**TASK REQUIREMENTS**
How many lines in the records below contain the word "NOTICIAS"? Give only the number.
*** RECORDS SUPPLIED ***
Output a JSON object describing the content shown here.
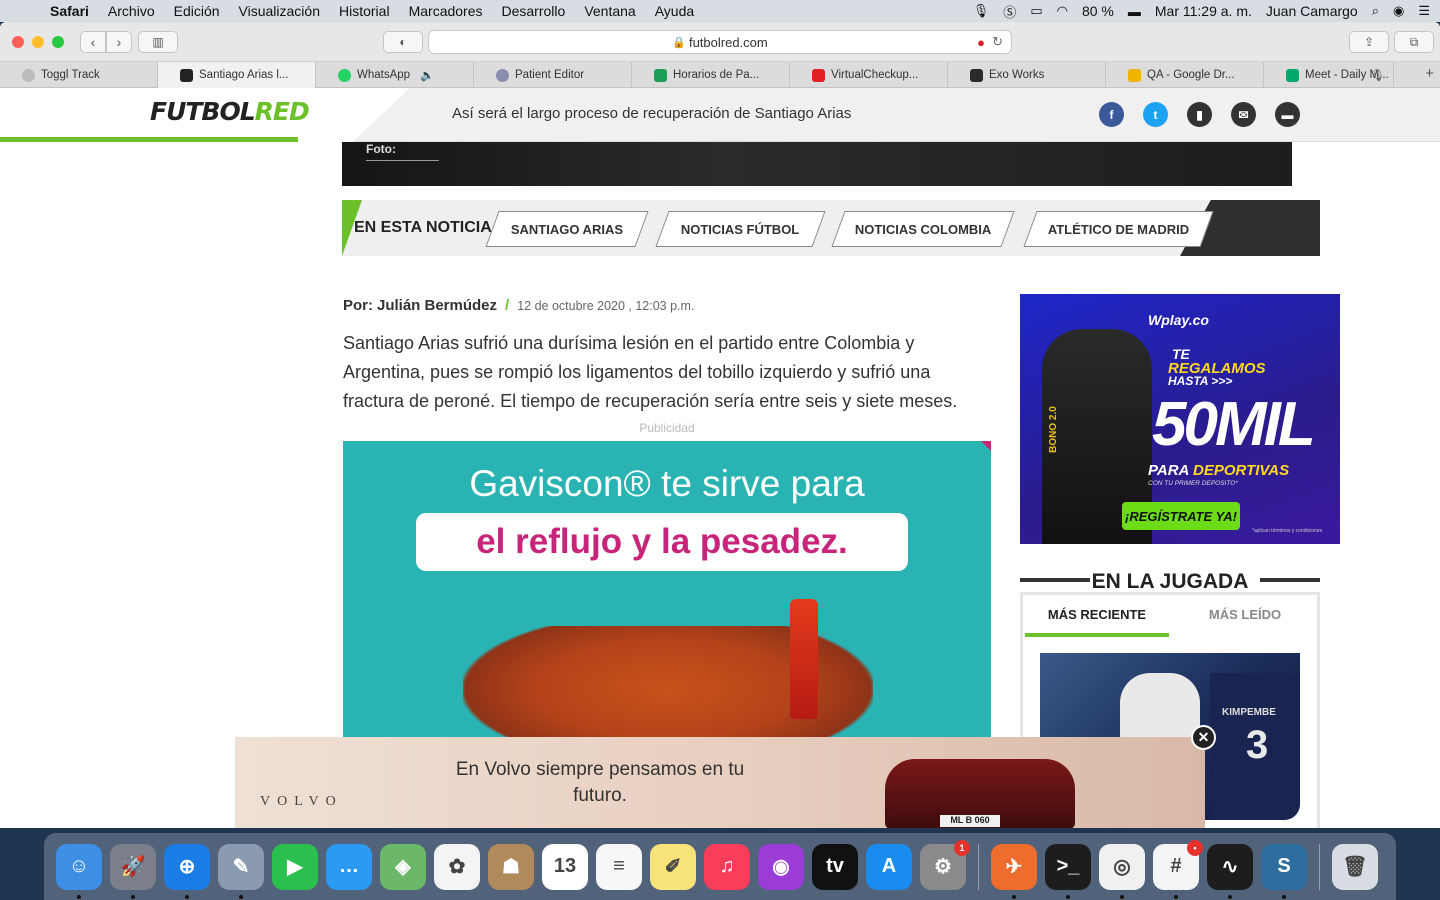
{
  "menubar": {
    "apple": "",
    "app": "Safari",
    "items": [
      "Archivo",
      "Edición",
      "Visualización",
      "Historial",
      "Marcadores",
      "Desarrollo",
      "Ventana",
      "Ayuda"
    ],
    "battery": "80 %",
    "clock": "Mar 11:29 a. m.",
    "user": "Juan Camargo"
  },
  "browser": {
    "url": "futbolred.com",
    "tabs": [
      {
        "label": "Toggl Track",
        "icon_color": "#888888"
      },
      {
        "label": "Santiago Arias l...",
        "icon_color": "#222222"
      },
      {
        "label": "WhatsApp",
        "icon_color": "#25d366"
      },
      {
        "label": "Patient Editor",
        "icon_color": "#8a8fb0"
      },
      {
        "label": "Horarios de Pa...",
        "icon_color": "#1e9d57"
      },
      {
        "label": "VirtualCheckup...",
        "icon_color": "#e02020"
      },
      {
        "label": "Exo Works",
        "icon_color": "#2a2a2a"
      },
      {
        "label": "QA - Google Dr...",
        "icon_color": "#f2b300"
      },
      {
        "label": "Meet - Daily M...",
        "icon_color": "#00a86b"
      }
    ]
  },
  "site": {
    "logo_part1": "FUTBOL",
    "logo_part2": "RED",
    "header_title": "Así será el largo proceso de recuperación de Santiago Arias",
    "photo_caption": "Foto:",
    "tags_label": "EN ESTA NOTICIA",
    "tags": [
      "SANTIAGO ARIAS",
      "NOTICIAS FÚTBOL",
      "NOTICIAS COLOMBIA",
      "ATLÉTICO DE MADRID"
    ],
    "byline_prefix": "Por:",
    "author": "Julián Bermúdez",
    "date": "12 de octubre 2020 , 12:03 p.m.",
    "lead": "Santiago Arias sufrió una durísima lesión en el partido entre Colombia y Argentina, pues se rompió los ligamentos del tobillo izquierdo y sufrió una fractura de peroné. El tiempo de recuperación sería entre seis y siete meses.",
    "publicidad": "Publicidad"
  },
  "ads": {
    "gaviscon_line1": "Gaviscon® te sirve para",
    "gaviscon_line2": "el reflujo y la pesadez.",
    "wplay_brand": "Wplay.co",
    "wplay_line1": "TE",
    "wplay_line2": "REGALAMOS",
    "wplay_line3": "HASTA >>>",
    "wplay_big": "50MIL",
    "wplay_para_prefix": "PARA",
    "wplay_para_word": "DEPORTIVAS",
    "wplay_sub": "CON TU PRIMER DEPOSITO*",
    "wplay_cta": "¡REGÍSTRATE YA!",
    "wplay_bono": "BONO 2.0",
    "wplay_fine": "*aplican términos y condiciones",
    "volvo_brand": "VOLVO",
    "volvo_text": "En Volvo siempre pensamos en tu futuro.",
    "volvo_plate": "ML B 060"
  },
  "sidebar": {
    "section_title": "EN LA JUGADA",
    "tab_recent": "MÁS RECIENTE",
    "tab_read": "MÁS LEÍDO",
    "image_player_name": "KIMPEMBE",
    "image_player_number": "3"
  },
  "dock": {
    "apps": [
      {
        "name": "finder",
        "color": "#3d8fe6",
        "glyph": "☺",
        "running": true
      },
      {
        "name": "launchpad",
        "color": "#7a7f8a",
        "glyph": "🚀",
        "running": true
      },
      {
        "name": "safari",
        "color": "#1a7de6",
        "glyph": "⊕",
        "running": true
      },
      {
        "name": "preview",
        "color": "#8a9ab0",
        "glyph": "✎",
        "running": true
      },
      {
        "name": "facetime",
        "color": "#2bc04e",
        "glyph": "▶",
        "running": false
      },
      {
        "name": "messages",
        "color": "#2b9af3",
        "glyph": "…",
        "running": false
      },
      {
        "name": "maps",
        "color": "#6bb86b",
        "glyph": "◈",
        "running": false
      },
      {
        "name": "photos",
        "color": "#f4f4f4",
        "glyph": "✿",
        "running": false
      },
      {
        "name": "contacts",
        "color": "#b08a5a",
        "glyph": "☗",
        "running": false
      },
      {
        "name": "calendar",
        "color": "#ffffff",
        "glyph": "13",
        "running": false
      },
      {
        "name": "reminders",
        "color": "#f7f7f7",
        "glyph": "≡",
        "running": false
      },
      {
        "name": "notes",
        "color": "#f8e27a",
        "glyph": "✐",
        "running": false
      },
      {
        "name": "music",
        "color": "#fb3d5c",
        "glyph": "♫",
        "running": false
      },
      {
        "name": "podcasts",
        "color": "#9b3cd6",
        "glyph": "◉",
        "running": false
      },
      {
        "name": "apple-tv",
        "color": "#111111",
        "glyph": "tv",
        "running": false
      },
      {
        "name": "app-store",
        "color": "#1a8cf0",
        "glyph": "A",
        "running": false
      },
      {
        "name": "system-preferences",
        "color": "#8a8a8a",
        "glyph": "⚙",
        "running": false,
        "badge": "1"
      },
      {
        "name": "postman",
        "color": "#ef6c2f",
        "glyph": "✈",
        "running": true,
        "separator_before": true
      },
      {
        "name": "terminal",
        "color": "#1d1d1d",
        "glyph": ">_",
        "running": true
      },
      {
        "name": "chrome",
        "color": "#f0f0f0",
        "glyph": "◎",
        "running": true
      },
      {
        "name": "slack",
        "color": "#f4f4f4",
        "glyph": "#",
        "running": true,
        "badge": "•"
      },
      {
        "name": "activity-monitor",
        "color": "#1d1d1d",
        "glyph": "∿",
        "running": true
      },
      {
        "name": "shield-app",
        "color": "#2e6e9e",
        "glyph": "S",
        "running": true
      },
      {
        "name": "trash",
        "color": "#d8dde3",
        "glyph": "🗑",
        "running": false,
        "separator_before": true
      }
    ]
  }
}
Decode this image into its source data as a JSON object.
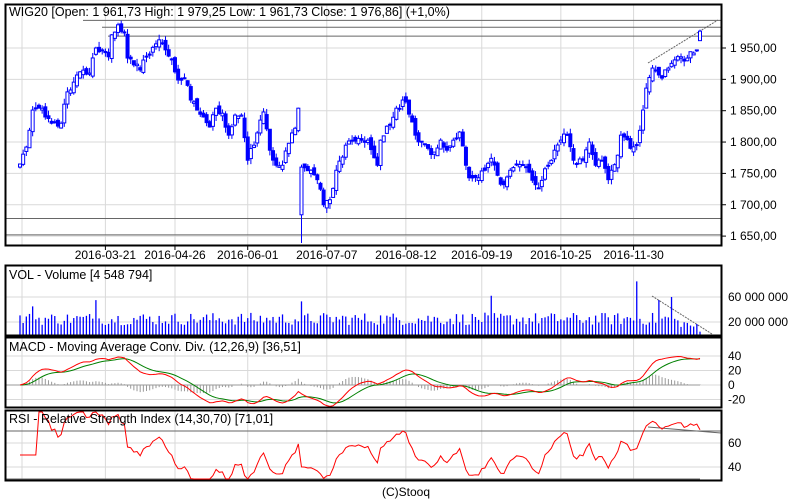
{
  "chart_data": [
    {
      "type": "candlestick",
      "title": "WIG20 [Open: 1 961,73  High: 1 979,25  Low: 1 961,73  Close: 1 976,86] (+1,0%)",
      "last_candle": {
        "open": 1961.73,
        "high": 1979.25,
        "low": 1961.73,
        "close": 1976.86,
        "change": "+1,0%"
      },
      "ylim": [
        1630,
        1995
      ],
      "y_ticks": [
        1950,
        1900,
        1850,
        1800,
        1750,
        1700,
        1650
      ],
      "y_tick_labels": [
        "1 950,00",
        "1 900,00",
        "1 850,00",
        "1 800,00",
        "1 750,00",
        "1 700,00",
        "1 650,00"
      ],
      "x_tick_labels": [
        "2016-03-21",
        "2016-04-26",
        "2016-06-01",
        "2016-07-07",
        "2016-08-12",
        "2016-09-19",
        "2016-10-25",
        "2016-11-30"
      ],
      "x_tick_days": [
        27,
        49,
        72,
        97,
        122,
        146,
        171,
        194
      ],
      "trading_days": 216,
      "close_keypoints": [
        [
          0,
          1765
        ],
        [
          2,
          1792
        ],
        [
          4,
          1851
        ],
        [
          6,
          1854
        ],
        [
          8,
          1840
        ],
        [
          10,
          1830
        ],
        [
          13,
          1830
        ],
        [
          15,
          1880
        ],
        [
          16,
          1883
        ],
        [
          19,
          1912
        ],
        [
          22,
          1910
        ],
        [
          24,
          1950
        ],
        [
          26,
          1947
        ],
        [
          28,
          1936
        ],
        [
          29,
          1971
        ],
        [
          31,
          1987
        ],
        [
          33,
          1974
        ],
        [
          34,
          1934
        ],
        [
          36,
          1923
        ],
        [
          38,
          1915
        ],
        [
          40,
          1937
        ],
        [
          42,
          1951
        ],
        [
          44,
          1963
        ],
        [
          46,
          1947
        ],
        [
          48,
          1931
        ],
        [
          50,
          1899
        ],
        [
          52,
          1902
        ],
        [
          54,
          1867
        ],
        [
          56,
          1851
        ],
        [
          58,
          1840
        ],
        [
          60,
          1824
        ],
        [
          62,
          1854
        ],
        [
          64,
          1846
        ],
        [
          66,
          1811
        ],
        [
          68,
          1843
        ],
        [
          70,
          1843
        ],
        [
          72,
          1771
        ],
        [
          74,
          1795
        ],
        [
          76,
          1835
        ],
        [
          77,
          1848
        ],
        [
          79,
          1787
        ],
        [
          81,
          1763
        ],
        [
          83,
          1763
        ],
        [
          85,
          1798
        ],
        [
          87,
          1822
        ],
        [
          88,
          1854
        ],
        [
          89,
          1684
        ],
        [
          90,
          1759
        ],
        [
          92,
          1755
        ],
        [
          94,
          1740
        ],
        [
          96,
          1700
        ],
        [
          98,
          1708
        ],
        [
          100,
          1755
        ],
        [
          103,
          1795
        ],
        [
          105,
          1803
        ],
        [
          108,
          1803
        ],
        [
          110,
          1803
        ],
        [
          113,
          1763
        ],
        [
          114,
          1803
        ],
        [
          117,
          1827
        ],
        [
          119,
          1854
        ],
        [
          121,
          1867
        ],
        [
          122,
          1864
        ],
        [
          124,
          1832
        ],
        [
          125,
          1811
        ],
        [
          127,
          1800
        ],
        [
          129,
          1790
        ],
        [
          131,
          1784
        ],
        [
          133,
          1803
        ],
        [
          135,
          1787
        ],
        [
          137,
          1803
        ],
        [
          139,
          1816
        ],
        [
          141,
          1763
        ],
        [
          142,
          1743
        ],
        [
          145,
          1743
        ],
        [
          147,
          1755
        ],
        [
          149,
          1774
        ],
        [
          151,
          1747
        ],
        [
          153,
          1732
        ],
        [
          155,
          1755
        ],
        [
          157,
          1765
        ],
        [
          159,
          1763
        ],
        [
          161,
          1752
        ],
        [
          163,
          1732
        ],
        [
          164,
          1727
        ],
        [
          167,
          1763
        ],
        [
          169,
          1787
        ],
        [
          171,
          1803
        ],
        [
          173,
          1811
        ],
        [
          175,
          1771
        ],
        [
          178,
          1771
        ],
        [
          180,
          1800
        ],
        [
          182,
          1763
        ],
        [
          184,
          1771
        ],
        [
          186,
          1740
        ],
        [
          187,
          1755
        ],
        [
          189,
          1779
        ],
        [
          190,
          1811
        ],
        [
          193,
          1790
        ],
        [
          195,
          1795
        ],
        [
          197,
          1851
        ],
        [
          198,
          1886
        ],
        [
          200,
          1918
        ],
        [
          202,
          1907
        ],
        [
          203,
          1902
        ],
        [
          205,
          1918
        ],
        [
          207,
          1931
        ],
        [
          209,
          1936
        ],
        [
          211,
          1934
        ],
        [
          213,
          1942
        ],
        [
          214,
          1947
        ],
        [
          215,
          1976.86
        ]
      ],
      "crash_low": {
        "day": 89,
        "low": 1639
      },
      "horizontal_levels": [
        1994,
        1983,
        1969,
        1678,
        1652
      ]
    },
    {
      "type": "bar",
      "title": "VOL - Volume [4 548 794]",
      "y_ticks": [
        60000000,
        20000000
      ],
      "y_tick_labels": [
        "60 000 000",
        "20 000 000"
      ],
      "typical_volume": 25000000,
      "peaks": [
        [
          4,
          45000000
        ],
        [
          24,
          55000000
        ],
        [
          89,
          53000000
        ],
        [
          149,
          62000000
        ],
        [
          195,
          85000000
        ],
        [
          202,
          55000000
        ],
        [
          206,
          60000000
        ]
      ],
      "last_value": 4548794
    },
    {
      "type": "line",
      "title": "MACD - Moving Average Conv. Div. (12,26,9) [36,51]",
      "params": [
        12,
        26,
        9
      ],
      "last_value": 36.51,
      "y_ticks": [
        40,
        20,
        0,
        -20
      ],
      "y_tick_labels": [
        "40",
        "20",
        "0",
        "-20"
      ],
      "series": [
        {
          "name": "MACD",
          "color": "#ff0000"
        },
        {
          "name": "Signal",
          "color": "#008000"
        },
        {
          "name": "Histogram",
          "color": "#999999"
        }
      ]
    },
    {
      "type": "line",
      "title": "RSI - Relative Strength Index (14,30,70) [71,01]",
      "params": [
        14,
        30,
        70
      ],
      "last_value": 71.01,
      "y_ticks": [
        60,
        40
      ],
      "y_tick_labels": [
        "60",
        "40"
      ],
      "series": [
        {
          "name": "RSI",
          "color": "#ff0000"
        }
      ]
    }
  ],
  "footer": "(C)Stooq",
  "colors": {
    "candle": "#0000ff",
    "grid": "#d9d9d9",
    "trend": "#666666",
    "macd": "#ff0000",
    "signal": "#008000",
    "hist": "#999999"
  }
}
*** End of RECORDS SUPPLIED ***
**TASK ANSWER**
2